Even again in most cases, this cancer usually doesn’t cause any early sign. The symptom is likely to occur when the disease is at advanced stages. Even if the symptoms do occur, they are also often mistaken for other problems, delaying the diagnosis.
Understanding the warning signs and symptoms of this cancer are intended to help you keep alert and see a doctor promptly if you in-doubt to any symptom you’re having. Sometime early lung cancer can lead to several early signs and symptoms, these may include:
- Coughing, especially if you have a persistent cough (it doesn’t go away or even gets worse).
- Breathless (shortness of breath). Lung cancer makes you short of breath for several reasons.
- Coughing up sputum, particularly if it comes with blood (rust-colored sputum).
- Discomforts in the chest or/and shoulder such as ache and pain. Typically, this symptom worsens with coughing, laughing, or deep breathing.
- ‘More-vogue’ early symptoms such as weight loss with unknown reason, appetite loss, fatigue, weakness, or tiredness.
Unfortunately, these signs can also be attributed by other medical conditions. Overall, it is difficult to determine whether or not you have lung cancer if you only rely on the symptoms. But you should seek help if you have one or some of them, particularly if they last longer than you expect or if they get worse!
In women, small cell lung cancer is not common, because most of them are not smokers. In fact, smoking is more common in men than in women.
The most common type of lung cancer in women is adenocarcinoma, a cancer that develops from mucus creating cells in the lining of the airways. Since it usually grows in the outer areas of the lungs, over time it is relatively easier to cause shoulder and back pain (it will be large enough to put more pressure to other organs and nerves around the lungs).

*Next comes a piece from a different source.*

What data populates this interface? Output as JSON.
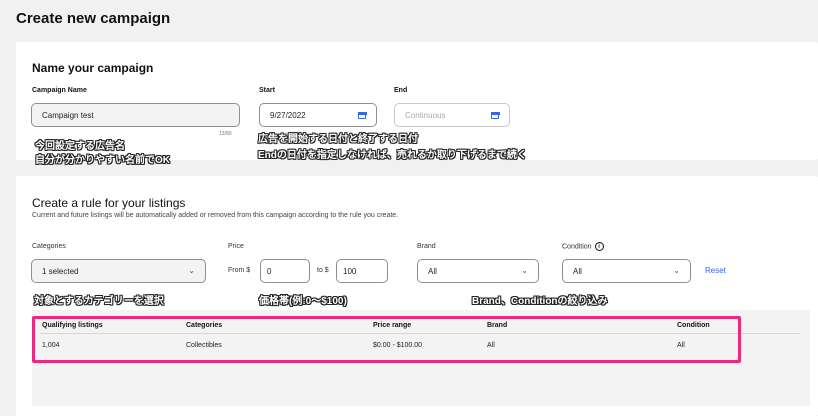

The following other lung cancer symptoms are usually found when the disease at its advanced stages: